2007 - EFI for All and a Bigger Better Twin Cam
Bowing to ever stricter smog laws, every Twin Cam powered bike for 2007 got electronic fuel injection. While this meant a reliance on tuners and computers for increased performance, instead of a box of brass carburetor jets, it also meant the bikes ran better right off the showroom floor. EFI is self-adjusting and will run just as good in the dead of winter in Denver, as it will in 110-degree heat in Death Valley.
The other major change in 2007 was the introduction of the Twin Cam 96 across the entire lineup. Unlike the CVO Twin Cam 95, the 96 got more displacement and torque from a longer 4.375" stroke, not a bigger 3.875" bore. Combine an even bigger 4" bore with the longer 4.375" stroke, and CVO had a new Twin Cam 110 motor in their Dyna, Softail, Electra Glide, and Road King Customs.
2008 - Wild Factory Softail Customs
There were not any major upgrades or updates to the Harley lineup this year, but there was major work from the styling department in two new, wild, Softail models.
The Rocker started by mounting a special swingarm and wide rear wheel to the Softail, then molding a rear fender, that rocked with the swingarm, and sat impossibly close to the tire. Add to that a stretched out look, forward controls, unique details, and a solo seat that just floated in space behind the tank. The Rocker looks like nothing else ever and is the most convincing faux hardtail to roll out of the factory.
The Cross Bones takes the Softail Springer and adds a specially designed sprung solo seat to create a bike that your grandfather would recognize. The name and black paint may try to convince you this bike is bad news, but the sprung seat delivers a ride that is all day comfortable.
2009 - Major Bagger Updates
The touring bike lineup got a major update for 2009, leaving almost no stone unturned. Starting with a new frame, the bikes also got a new swingarm, new engine mounts, new bodywork, a larger gas tank, and redesigned exhaust system. The result was a bike that handled and stopped better, was more comfortable, exposed the rider to less engine heat, and still looked awesome. Gross vehicle weight was up too, meaning you could pack more in the luggage, and still carry a passenger without overloading the bike.
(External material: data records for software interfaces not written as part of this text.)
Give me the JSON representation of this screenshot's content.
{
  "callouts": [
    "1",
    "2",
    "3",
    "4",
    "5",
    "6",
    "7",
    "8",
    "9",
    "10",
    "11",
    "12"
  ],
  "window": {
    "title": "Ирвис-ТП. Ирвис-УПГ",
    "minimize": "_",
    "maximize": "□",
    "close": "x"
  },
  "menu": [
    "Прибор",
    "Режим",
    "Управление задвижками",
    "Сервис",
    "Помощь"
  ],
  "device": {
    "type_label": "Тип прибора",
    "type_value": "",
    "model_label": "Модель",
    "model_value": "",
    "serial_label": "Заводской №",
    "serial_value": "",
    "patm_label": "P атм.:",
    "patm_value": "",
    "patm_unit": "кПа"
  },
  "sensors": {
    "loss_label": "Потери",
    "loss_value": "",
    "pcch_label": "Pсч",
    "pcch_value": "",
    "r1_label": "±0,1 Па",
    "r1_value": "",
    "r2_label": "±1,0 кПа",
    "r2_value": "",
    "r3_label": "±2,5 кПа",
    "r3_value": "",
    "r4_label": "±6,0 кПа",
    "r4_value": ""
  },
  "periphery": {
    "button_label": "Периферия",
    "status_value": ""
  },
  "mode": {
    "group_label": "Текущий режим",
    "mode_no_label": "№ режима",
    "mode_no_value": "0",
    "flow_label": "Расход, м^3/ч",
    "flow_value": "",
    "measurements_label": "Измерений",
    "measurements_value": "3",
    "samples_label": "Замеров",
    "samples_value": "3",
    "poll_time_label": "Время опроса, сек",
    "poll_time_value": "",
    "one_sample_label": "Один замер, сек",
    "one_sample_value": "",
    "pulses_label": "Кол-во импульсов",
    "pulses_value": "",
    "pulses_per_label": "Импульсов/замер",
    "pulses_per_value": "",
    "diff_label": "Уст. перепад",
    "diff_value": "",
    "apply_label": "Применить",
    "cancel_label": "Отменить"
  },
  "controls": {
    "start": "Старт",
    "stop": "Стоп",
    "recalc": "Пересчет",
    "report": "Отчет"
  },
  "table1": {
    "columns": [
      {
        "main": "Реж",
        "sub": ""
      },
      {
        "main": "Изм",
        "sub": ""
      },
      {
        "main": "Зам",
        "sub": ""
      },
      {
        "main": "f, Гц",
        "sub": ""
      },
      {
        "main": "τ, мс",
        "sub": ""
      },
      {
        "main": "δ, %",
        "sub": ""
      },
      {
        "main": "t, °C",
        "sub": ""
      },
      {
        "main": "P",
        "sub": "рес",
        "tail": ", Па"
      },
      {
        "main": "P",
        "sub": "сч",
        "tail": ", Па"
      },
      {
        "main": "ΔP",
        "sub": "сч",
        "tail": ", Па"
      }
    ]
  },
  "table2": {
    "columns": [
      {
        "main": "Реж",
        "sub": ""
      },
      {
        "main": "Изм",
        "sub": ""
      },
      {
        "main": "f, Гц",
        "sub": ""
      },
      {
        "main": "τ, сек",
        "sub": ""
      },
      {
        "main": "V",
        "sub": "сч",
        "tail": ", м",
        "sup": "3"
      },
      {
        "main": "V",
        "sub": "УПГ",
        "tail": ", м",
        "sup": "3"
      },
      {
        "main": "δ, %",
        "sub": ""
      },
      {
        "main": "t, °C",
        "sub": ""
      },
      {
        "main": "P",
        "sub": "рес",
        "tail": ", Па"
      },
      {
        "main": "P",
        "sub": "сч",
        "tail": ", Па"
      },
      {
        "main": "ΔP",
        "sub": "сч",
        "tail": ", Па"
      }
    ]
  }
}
The next year, in 2010, some of the touring bikes got upgraded to a 103 cubic inch Twin Cam motor, which trickled down to some of the other bikes after 2012.
2012 - Switchback
Despite what some people think, Harley-Davidson does change with the times, and in 2011 updated the Softail bikes to the more modern CAN BUS system of wiring. In 2013 all the rest of the Twin Cam models made the move as well, and in 2014 the Touring bikes received the Project Rushmore makeover with updated looks, brakes, suspension, infotainment, and even liquid cooling of the cylinder heads.
The last significant new Twin Cam bike, before the CAN BUS update, was the 2012 FLD Switchback, which was part Dyna and part touring bike. Though the Switchback is built on the Dyna frame, it carries the FL model prefix of a touring bike, plus a small windscreen, and factory hard bags. Both the screen and bags can be removed in minutes, to go from touring to cruising. This was one of the few non-touring bikes to get the factory 103 cubic inch motor.